the upper one, which you interestingly call "the 'temporal' fenestra".
> Of course, this is also probably a
> transformational suite for which the series is not well documented.
Either there is a hole, or there is none. Or so I think.
> The case seems to be wishy-washy for Ichthyopterygia.
Which seemingly belongs to the diapsid crown-group.
> Wow. The fossil lineage of neornitheans.... Aves should be used for the
> crown, and Neornithes the internal node for Palaeognathae + Neognathae (AS
> USED). Good lord.

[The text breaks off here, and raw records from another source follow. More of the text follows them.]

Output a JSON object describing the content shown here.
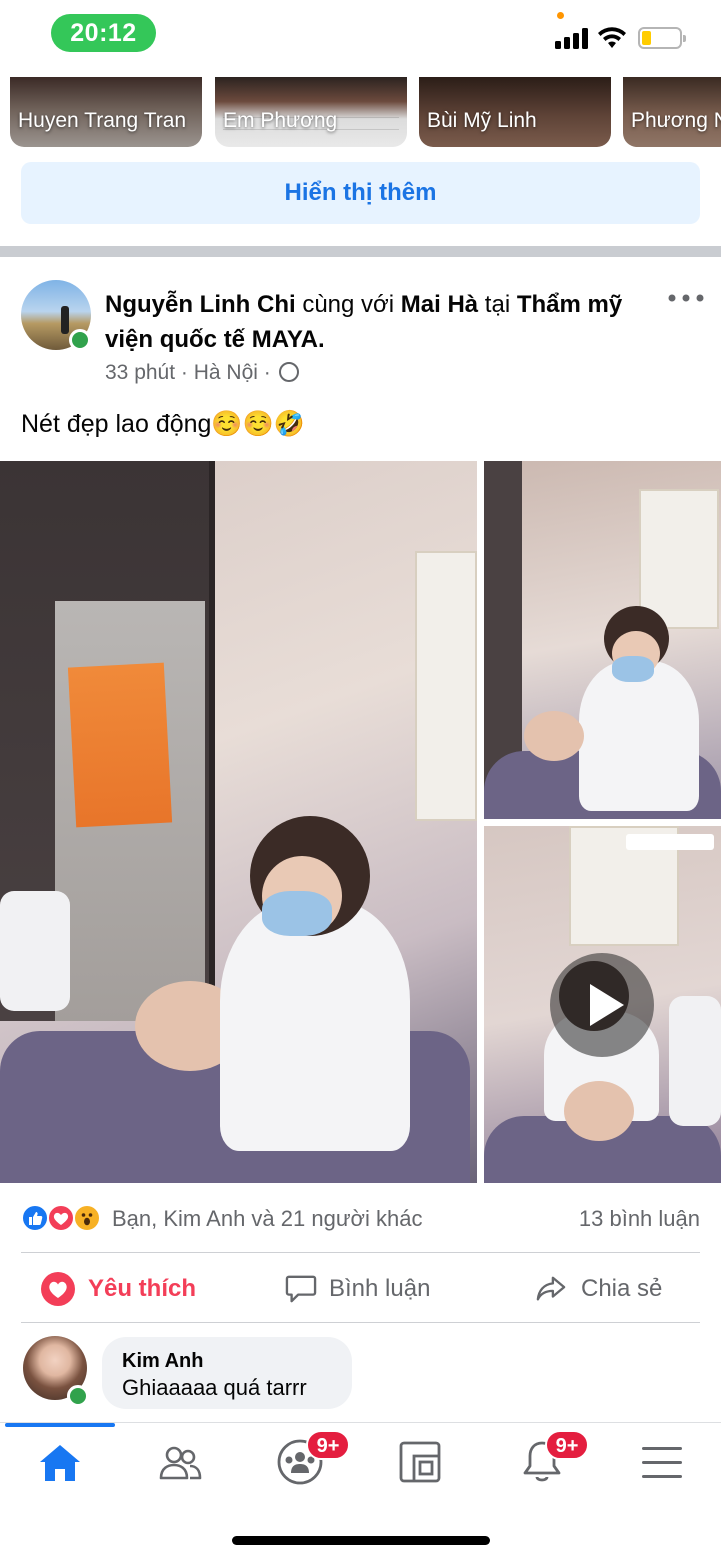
{
  "status_bar": {
    "time": "20:12"
  },
  "story_cards": [
    {
      "name": "Huyen Trang Tran"
    },
    {
      "name": "Em Phương"
    },
    {
      "name": "Bùi Mỹ Linh"
    },
    {
      "name": "Phương N"
    }
  ],
  "show_more_label": "Hiển thị thêm",
  "post": {
    "author": "Nguyễn Linh Chi",
    "with_word": " cùng với ",
    "tagged": "Mai Hà",
    "at_word": " tại ",
    "location": "Thẩm mỹ viện quốc tế MAYA.",
    "time": "33 phút",
    "place": "Hà Nội",
    "sep": " · ",
    "text": "Nét đẹp lao động☺️☺️🤣",
    "reactions_summary": "Bạn, Kim Anh và 21 người khác",
    "comment_count": "13 bình luận",
    "actions": {
      "like": "Yêu thích",
      "comment": "Bình luận",
      "share": "Chia sẻ"
    }
  },
  "comment": {
    "name": "Kim Anh",
    "text": "Ghiaaaaa quá tarrr"
  },
  "nav": {
    "groups_badge": "9+",
    "notifications_badge": "9+"
  },
  "colors": {
    "accent": "#1877f2",
    "love": "#f33e58",
    "status_green": "#34c759",
    "online_green": "#31a24c",
    "badge_red": "#e41e3f"
  }
}
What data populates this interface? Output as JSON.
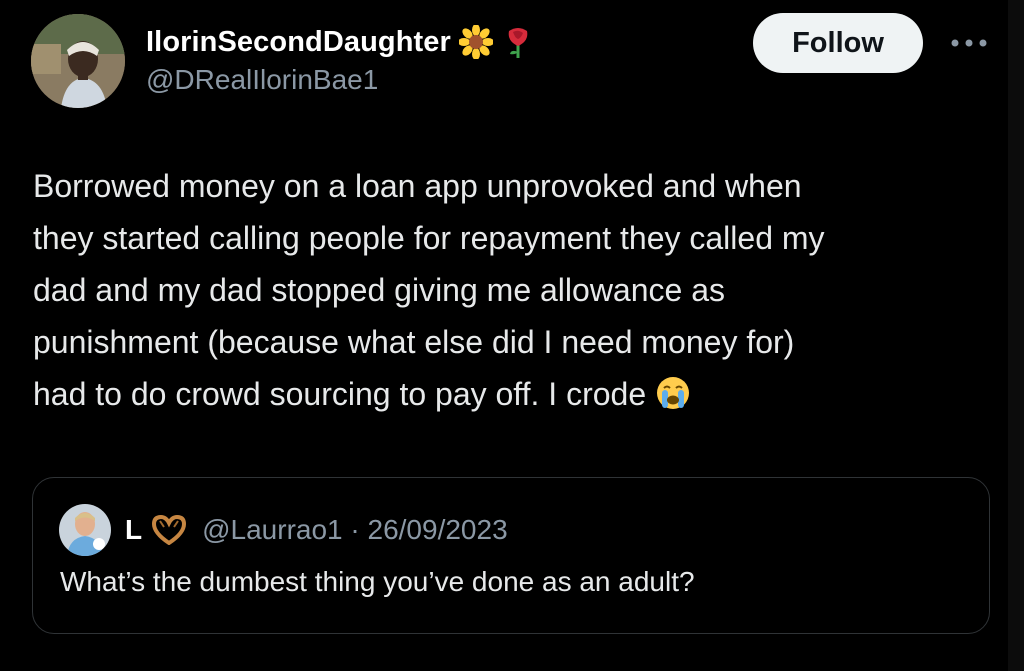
{
  "author": {
    "display_name": "IlorinSecondDaughter",
    "handle": "@DRealIlorinBae1",
    "name_emojis": [
      "sunflower-icon",
      "rose-icon"
    ]
  },
  "actions": {
    "follow_label": "Follow",
    "more_icon": "more-dots-icon"
  },
  "tweet": {
    "text": "Borrowed money on a loan app unprovoked and when\nthey started calling people for repayment they called my\ndad and my dad stopped giving me allowance as\npunishment (because what else did I need money for)\nhad to do crowd sourcing to pay off. I crode",
    "trailing_emoji": "loudly-crying-face-icon"
  },
  "quote": {
    "display_name": "L",
    "name_emoji": "heart-hands-icon",
    "handle_date": "@Laurrao1 · 26/09/2023",
    "text": "What’s the dumbest thing you’ve done as an adult?"
  },
  "colors": {
    "background": "#000000",
    "primary_text": "#e7e9ea",
    "secondary_text": "#8b98a5",
    "follow_bg": "#eff3f4",
    "border": "#2f3336"
  }
}
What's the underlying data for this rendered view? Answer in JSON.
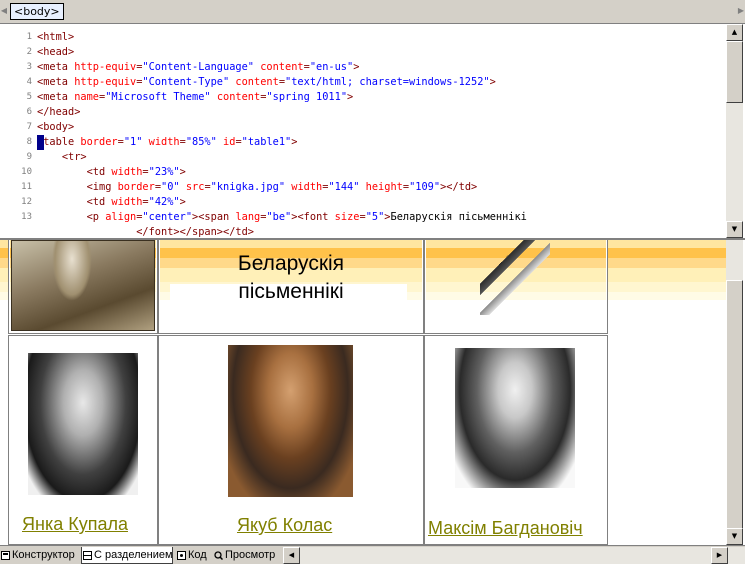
{
  "tagbar": {
    "tag": "<body>"
  },
  "code": {
    "lines": [
      {
        "n": "1",
        "parts": [
          [
            "tag",
            "<html>"
          ]
        ]
      },
      {
        "n": "2",
        "parts": [
          [
            "tag",
            "<head>"
          ]
        ]
      },
      {
        "n": "3",
        "parts": [
          [
            "tag",
            "<meta "
          ],
          [
            "attr",
            "http-equiv"
          ],
          [
            "tag",
            "="
          ],
          [
            "val",
            "\"Content-Language\""
          ],
          [
            "tag",
            " "
          ],
          [
            "attr",
            "content"
          ],
          [
            "tag",
            "="
          ],
          [
            "val",
            "\"en-us\""
          ],
          [
            "tag",
            ">"
          ]
        ]
      },
      {
        "n": "4",
        "parts": [
          [
            "tag",
            "<meta "
          ],
          [
            "attr",
            "http-equiv"
          ],
          [
            "tag",
            "="
          ],
          [
            "val",
            "\"Content-Type\""
          ],
          [
            "tag",
            " "
          ],
          [
            "attr",
            "content"
          ],
          [
            "tag",
            "="
          ],
          [
            "val",
            "\"text/html; charset=windows-1252\""
          ],
          [
            "tag",
            ">"
          ]
        ]
      },
      {
        "n": "5",
        "parts": [
          [
            "tag",
            "<meta "
          ],
          [
            "attr",
            "name"
          ],
          [
            "tag",
            "="
          ],
          [
            "val",
            "\"Microsoft Theme\""
          ],
          [
            "tag",
            " "
          ],
          [
            "attr",
            "content"
          ],
          [
            "tag",
            "="
          ],
          [
            "val",
            "\"spring 1011\""
          ],
          [
            "tag",
            ">"
          ]
        ]
      },
      {
        "n": "6",
        "parts": [
          [
            "tag",
            "</head>"
          ]
        ]
      },
      {
        "n": "7",
        "parts": [
          [
            "tag",
            "<body>"
          ]
        ]
      },
      {
        "n": "8",
        "parts": [
          [
            "tag",
            "<table "
          ],
          [
            "attr",
            "border"
          ],
          [
            "tag",
            "="
          ],
          [
            "val",
            "\"1\""
          ],
          [
            "tag",
            " "
          ],
          [
            "attr",
            "width"
          ],
          [
            "tag",
            "="
          ],
          [
            "val",
            "\"85%\""
          ],
          [
            "tag",
            " "
          ],
          [
            "attr",
            "id"
          ],
          [
            "tag",
            "="
          ],
          [
            "val",
            "\"table1\""
          ],
          [
            "tag",
            ">"
          ]
        ]
      },
      {
        "n": "9",
        "parts": [
          [
            "text",
            "    "
          ],
          [
            "tag",
            "<tr>"
          ]
        ]
      },
      {
        "n": "10",
        "parts": [
          [
            "text",
            "        "
          ],
          [
            "tag",
            "<td "
          ],
          [
            "attr",
            "width"
          ],
          [
            "tag",
            "="
          ],
          [
            "val",
            "\"23%\""
          ],
          [
            "tag",
            ">"
          ]
        ]
      },
      {
        "n": "11",
        "parts": [
          [
            "text",
            "        "
          ],
          [
            "tag",
            "<img "
          ],
          [
            "attr",
            "border"
          ],
          [
            "tag",
            "="
          ],
          [
            "val",
            "\"0\""
          ],
          [
            "tag",
            " "
          ],
          [
            "attr",
            "src"
          ],
          [
            "tag",
            "="
          ],
          [
            "val",
            "\"knigka.jpg\""
          ],
          [
            "tag",
            " "
          ],
          [
            "attr",
            "width"
          ],
          [
            "tag",
            "="
          ],
          [
            "val",
            "\"144\""
          ],
          [
            "tag",
            " "
          ],
          [
            "attr",
            "height"
          ],
          [
            "tag",
            "="
          ],
          [
            "val",
            "\"109\""
          ],
          [
            "tag",
            "></td>"
          ]
        ]
      },
      {
        "n": "12",
        "parts": [
          [
            "text",
            "        "
          ],
          [
            "tag",
            "<td "
          ],
          [
            "attr",
            "width"
          ],
          [
            "tag",
            "="
          ],
          [
            "val",
            "\"42%\""
          ],
          [
            "tag",
            ">"
          ]
        ]
      },
      {
        "n": "13",
        "parts": [
          [
            "text",
            "        "
          ],
          [
            "tag",
            "<p "
          ],
          [
            "attr",
            "align"
          ],
          [
            "tag",
            "="
          ],
          [
            "val",
            "\"center\""
          ],
          [
            "tag",
            "><span "
          ],
          [
            "attr",
            "lang"
          ],
          [
            "tag",
            "="
          ],
          [
            "val",
            "\"be\""
          ],
          [
            "tag",
            "><font "
          ],
          [
            "attr",
            "size"
          ],
          [
            "tag",
            "="
          ],
          [
            "val",
            "\"5\""
          ],
          [
            "tag",
            ">"
          ],
          [
            "text",
            "Беларускія пісьменнікі"
          ]
        ]
      },
      {
        "n": "",
        "parts": [
          [
            "text",
            "                "
          ],
          [
            "tag",
            "</font></span></td>"
          ]
        ]
      }
    ]
  },
  "design": {
    "header_line1": "Беларускія",
    "header_line2": "пісьменнікі",
    "writers": [
      {
        "name": "Янка Купала"
      },
      {
        "name": "Якуб Колас"
      },
      {
        "name": "Максім Багдановіч"
      }
    ]
  },
  "view_tabs": [
    {
      "label": "Конструктор",
      "icon": "design-view-icon"
    },
    {
      "label": "С разделением",
      "icon": "split-view-icon"
    },
    {
      "label": "Код",
      "icon": "code-view-icon"
    },
    {
      "label": "Просмотр",
      "icon": "preview-icon"
    }
  ],
  "colors": {
    "tag": "#800000",
    "attr": "#ff0000",
    "value": "#0000ff",
    "link": "#808000",
    "band_orange": "#ffd27a",
    "band_yellow": "#fff2b0"
  }
}
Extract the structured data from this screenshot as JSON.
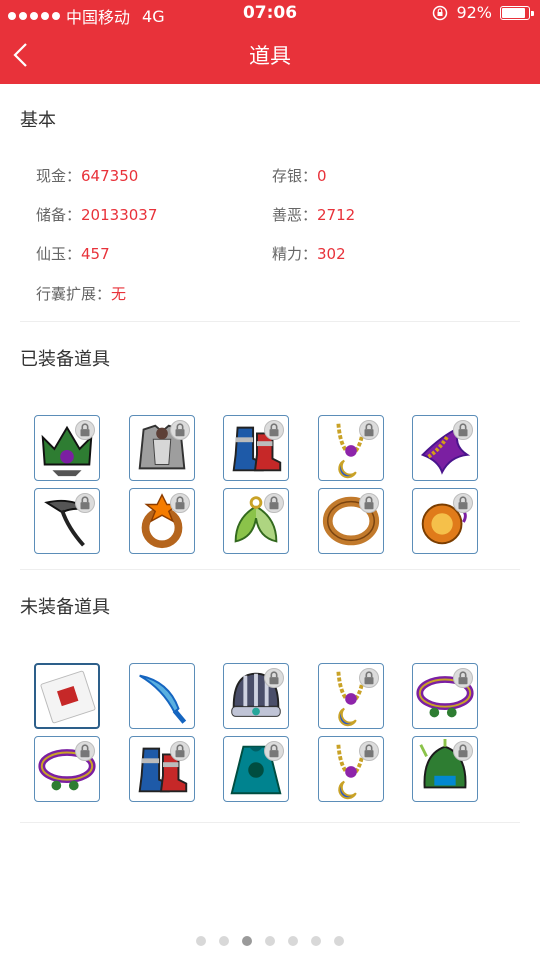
{
  "status_bar": {
    "carrier": "中国移动",
    "network": "4G",
    "time": "07:06",
    "battery": "92%",
    "battery_level": 0.92
  },
  "header": {
    "title": "道具"
  },
  "basic": {
    "title": "基本",
    "cash": {
      "label": "现金：",
      "value": "647350"
    },
    "deposit": {
      "label": "存银：",
      "value": "0"
    },
    "reserve": {
      "label": "储备：",
      "value": "20133037"
    },
    "karma": {
      "label": "善恶：",
      "value": "2712"
    },
    "jade": {
      "label": "仙玉：",
      "value": "457"
    },
    "energy": {
      "label": "精力：",
      "value": "302"
    },
    "bag": {
      "label": "行囊扩展：",
      "value": "无"
    }
  },
  "equipped": {
    "title": "已装备道具",
    "items": [
      {
        "icon": "helmet-icon",
        "locked": true
      },
      {
        "icon": "armor-icon",
        "locked": true
      },
      {
        "icon": "boots-icon",
        "locked": true
      },
      {
        "icon": "necklace-icon",
        "locked": true
      },
      {
        "icon": "ribbon-icon",
        "locked": true
      },
      {
        "icon": "scythe-icon",
        "locked": true
      },
      {
        "icon": "flower-ring-icon",
        "locked": true
      },
      {
        "icon": "leaf-pendant-icon",
        "locked": true
      },
      {
        "icon": "ring-icon",
        "locked": true
      },
      {
        "icon": "amulet-icon",
        "locked": true
      }
    ]
  },
  "unequipped": {
    "title": "未装备道具",
    "items": [
      {
        "icon": "talisman-paper-icon",
        "locked": false,
        "selected": true
      },
      {
        "icon": "blade-icon",
        "locked": false
      },
      {
        "icon": "hat-icon",
        "locked": true
      },
      {
        "icon": "necklace-icon",
        "locked": true
      },
      {
        "icon": "green-belt-icon",
        "locked": true
      },
      {
        "icon": "green-belt-icon",
        "locked": true
      },
      {
        "icon": "boots-icon",
        "locked": true
      },
      {
        "icon": "cloak-icon",
        "locked": true
      },
      {
        "icon": "necklace-icon",
        "locked": true
      },
      {
        "icon": "dragon-helmet-icon",
        "locked": true
      }
    ]
  },
  "pager": {
    "count": 7,
    "active_index": 2
  },
  "colors": {
    "accent": "#e8323a",
    "item_border": "#5b8db8"
  }
}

People want *Archaeopteryx* as a member of Aves too bad.
You have overlooked that (Palaeognathae + Neognathae) IS the crown-group!
Neornithes-Palaeognathae-Neognathae is a node-stem triplet, the
Palaeo-Neognathae split is _the_ basal split of the avian crown-group. -- If
you're incontent with Archie being a specifier for *Aves*, wait for the
stem-based definition I'll propose in my 5-minute talk about *Aves*.
> <<And isn't the type species of Stegosaurus S. armatus? Why does he use
> S. stenops? Wagner knows to use S. armatus.>>
> Well, NO one should be using *S. armatus* since right now its mostly
> inside a mudstone block and half-prepared and has NEVER been described in
> detail or in use of comparative study. I would prefer resetting the type
> to *S. stenops,* but that may not be wise.
Or we should just wait for the preparation and description!